The only thing that is different about the relativisitic case is the way in which velocity adds. Adding velocity $u$ to an aboject already going at $v$ doesn't result in a total of $V_\text{classical} = u + v$ as appears to be the case at low relative speeds, but in $$V_\text{relativisitc} = \frac{u + v}{1 + \frac{uv}{c^2}} .$$ If you apply the correct (relativistic) velocity composition rule to the accelerating object you end with it's velocity asymptotically approaching $c$ rather than growing without bound, but the impulse needed to get it to those speeds continues to be $Ft$ and does increase without bound, so $$p = \frac{mv}{\sqrt{1 - (v/c)^2}}$$ as you said.

To re-iterate the fact I started with momentum measures the impulse needed to stop an object, and that interpretation is completely consistent in either classical or relativistic physics.

Aside: we measure the relativistic momentum of particles in accelerators all the time (as in it's a work-a-day process) using their bending radius in magnetic fields. Einstein's theory passes this test with flying colors.

• there is two distinction in this illustration, object A that give an action (or force) it is magnetic accelerator, and object B that given an action (electron or something). For object A we can use F dt as a measurable variable for its momentum definition. But for object B, are the same apply too? In fact as outside oberver we can only measure $m$ and $v$ for object B. So, based formula above, $p = \gamma m v$, then if object A give $F dt$, what we expect occur in object B is increasing in its velocity according to formula $v_\textbf{rel} = \gamma v$ – Mohammad Fajar Sep 10 '17 at 21:19
• What i say was, we can measure a force ($F dt$) given by accelerator, but for electron, we must measure $\gamma v$. And I dont know what is interpretation of $\gamma v$? – Mohammad Fajar Sep 10 '17 at 21:24
• The Lorentz factor ($\gamma$) only depends on $v$. Knowing $m$ and $v$ is enough. I suspect that you are getting really hung up on trying to say 'I want to break this formula into these pieces and interpret the pieces', when the proper way to understand the system is in a different decomposition. There is no need and no reason to find an interpretation for $\gamma v$, but if you really want one it is the speed that the object would have had if subjected to the same forces in a Galilean rather than Einsteinian universe—a pointless and unhelpful subjunctive. – dmckee Sep 10 '17 at 21:39
• Ok, this is the last comment: so the energy of a single electron to make a round trajectory (with velocity near the speed oflight) is equal with energy expend by the accelerator to move that electron? And this energy consist of energy of power source that drift by movement of many of electron to make that accelerator works?
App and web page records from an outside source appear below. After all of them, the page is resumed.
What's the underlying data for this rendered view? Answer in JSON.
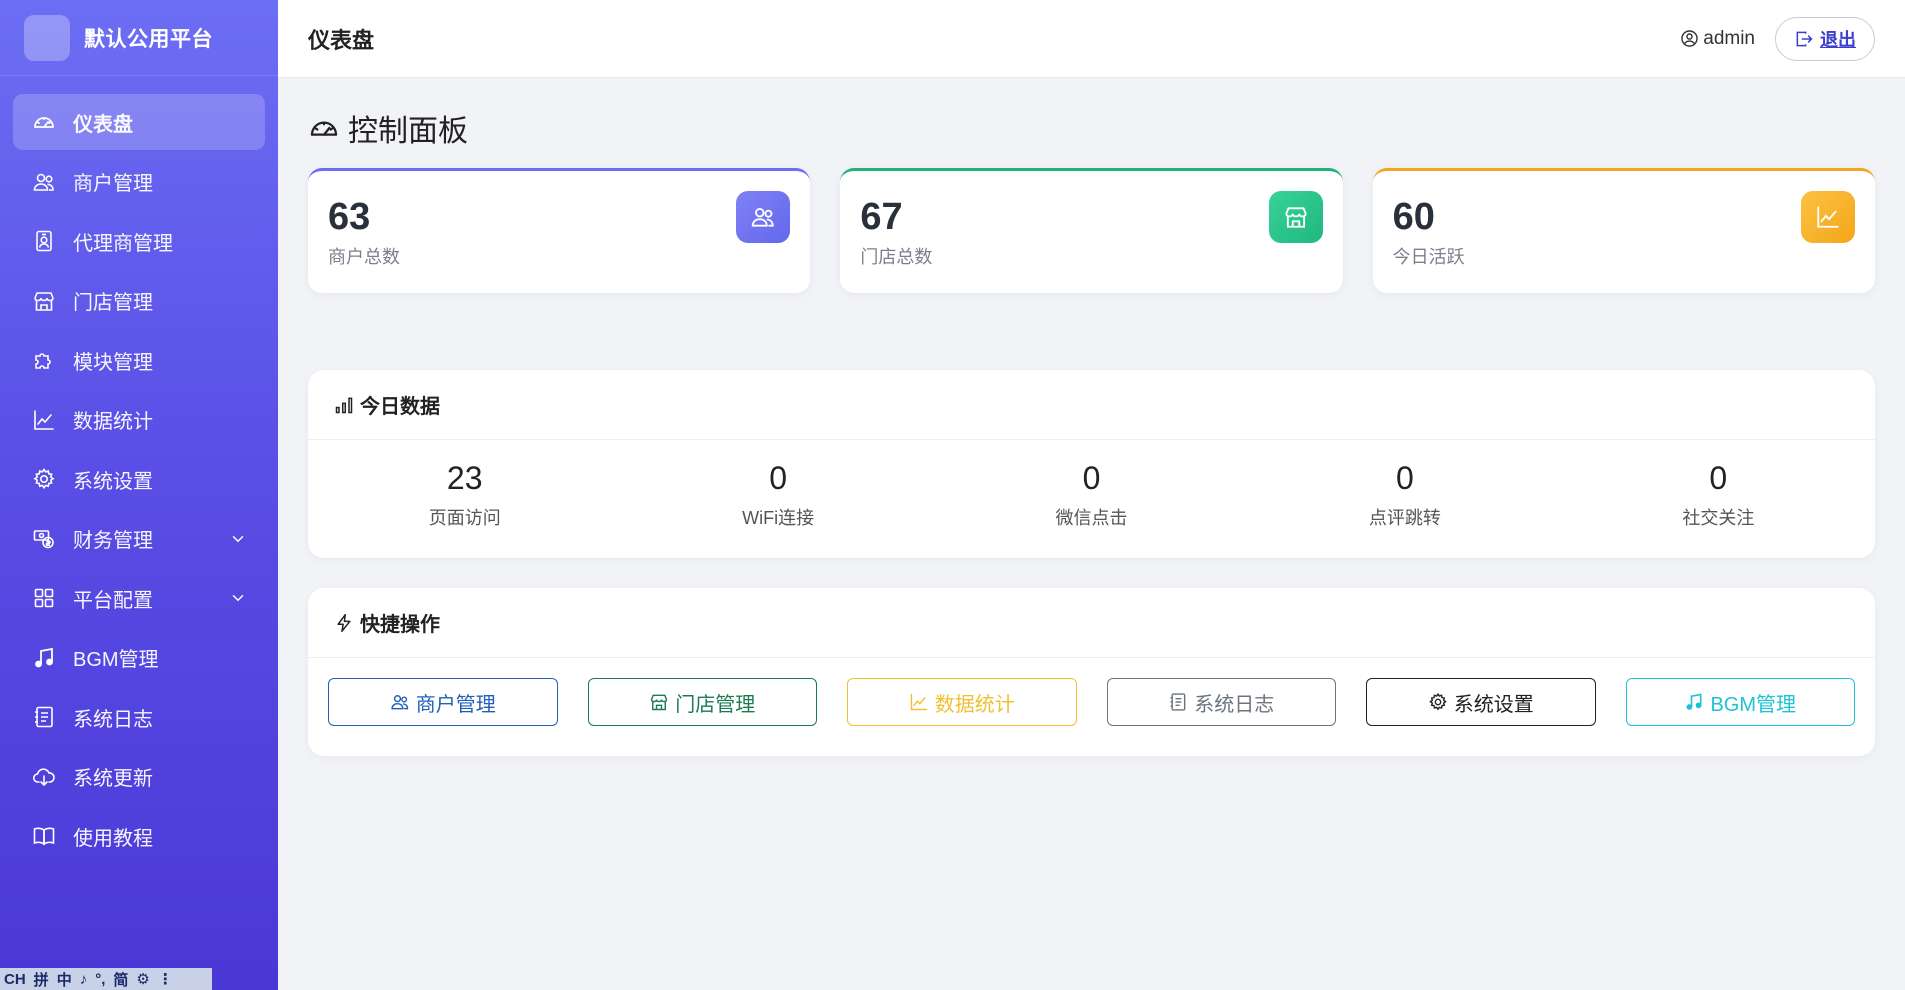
{
  "brand": {
    "name": "默认公用平台"
  },
  "sidebar": {
    "items": [
      {
        "label": "仪表盘",
        "icon": "speedometer-icon",
        "active": true
      },
      {
        "label": "商户管理",
        "icon": "people-icon"
      },
      {
        "label": "代理商管理",
        "icon": "person-badge-icon"
      },
      {
        "label": "门店管理",
        "icon": "shop-icon"
      },
      {
        "label": "模块管理",
        "icon": "puzzle-icon"
      },
      {
        "label": "数据统计",
        "icon": "graph-up-icon"
      },
      {
        "label": "系统设置",
        "icon": "gear-icon"
      },
      {
        "label": "财务管理",
        "icon": "cash-coin-icon",
        "expandable": true
      },
      {
        "label": "平台配置",
        "icon": "grid-icon",
        "expandable": true
      },
      {
        "label": "BGM管理",
        "icon": "music-note-icon"
      },
      {
        "label": "系统日志",
        "icon": "journal-text-icon"
      },
      {
        "label": "系统更新",
        "icon": "cloud-download-icon"
      },
      {
        "label": "使用教程",
        "icon": "book-icon"
      }
    ]
  },
  "ime": {
    "items": [
      "CH",
      "拼",
      "中",
      "♪",
      "°,",
      "简",
      "⚙",
      "⋮"
    ]
  },
  "header": {
    "title": "仪表盘",
    "user": "admin",
    "logout_label": "退出"
  },
  "dashboard": {
    "title": "控制面板",
    "stats": [
      {
        "value": "63",
        "label": "商户总数",
        "accent": "#6a6ef0"
      },
      {
        "value": "67",
        "label": "门店总数",
        "accent": "#22b07a"
      },
      {
        "value": "60",
        "label": "今日活跃",
        "accent": "#f2a51f"
      }
    ]
  },
  "today": {
    "title": "今日数据",
    "metrics": [
      {
        "value": "23",
        "label": "页面访问"
      },
      {
        "value": "0",
        "label": "WiFi连接"
      },
      {
        "value": "0",
        "label": "微信点击"
      },
      {
        "value": "0",
        "label": "点评跳转"
      },
      {
        "value": "0",
        "label": "社交关注"
      }
    ]
  },
  "quick": {
    "title": "快捷操作",
    "buttons": [
      {
        "label": "商户管理",
        "color": "#1f5fb8"
      },
      {
        "label": "门店管理",
        "color": "#1d7a52"
      },
      {
        "label": "数据统计",
        "color": "#f0c033"
      },
      {
        "label": "系统日志",
        "color": "#6c757d"
      },
      {
        "label": "系统设置",
        "color": "#222222"
      },
      {
        "label": "BGM管理",
        "color": "#1fc2d4"
      }
    ]
  }
}
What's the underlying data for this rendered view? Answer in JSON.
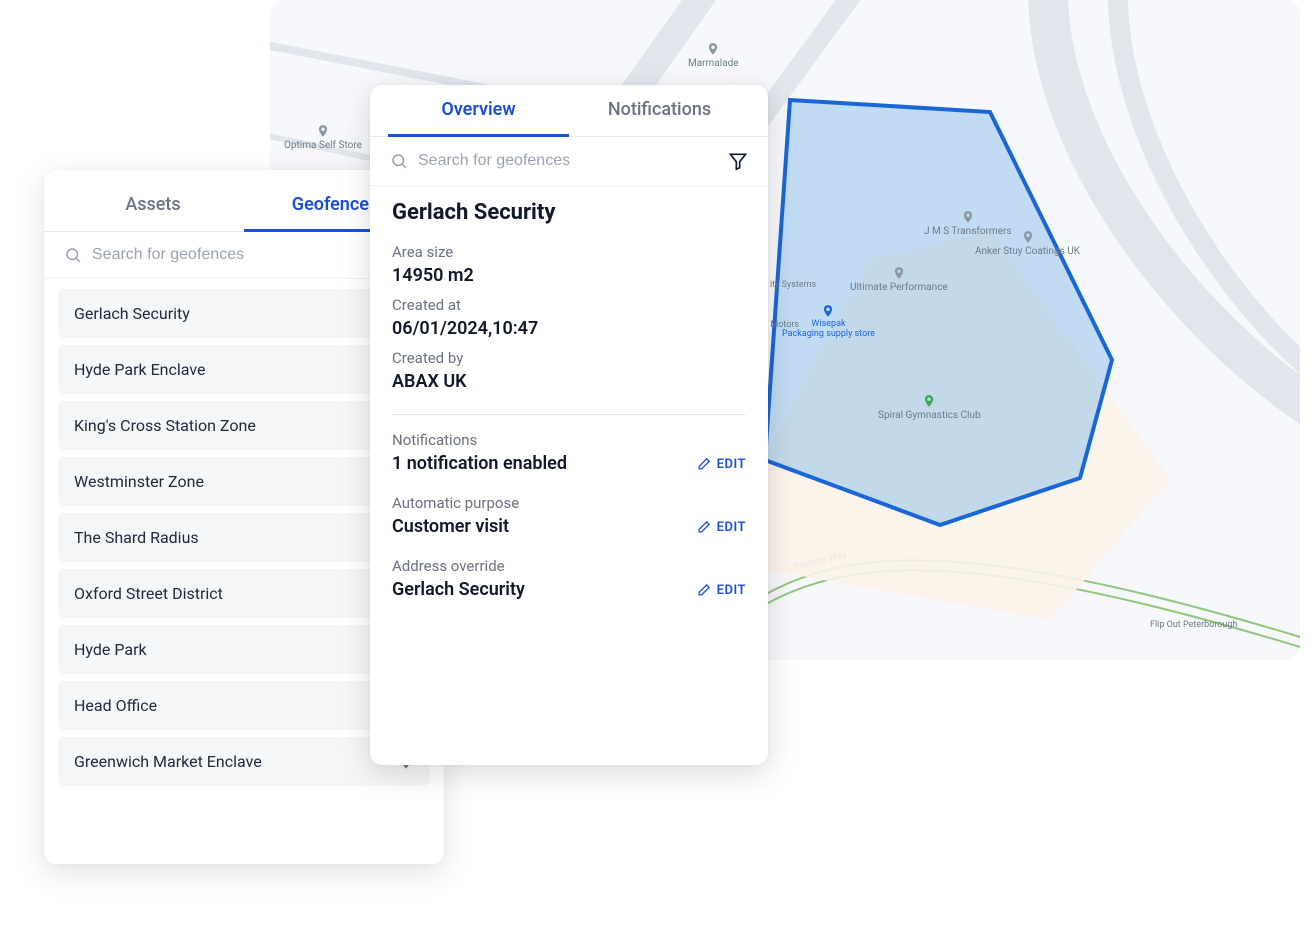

And this can generalized to momentum variable, so momentum of that single electron, just the total momentum/energy produced by accelerator? – Mohammad Fajar Sep 10 '17 at 21:52
• You should distinguish clearly in your head between energy and momentum. But accelerators are highly inefficicent machines: they require much more energy to get particles up to speed than the kinetic energy the particles gain in the process. – dmckee Sep 10 '17 at 22:01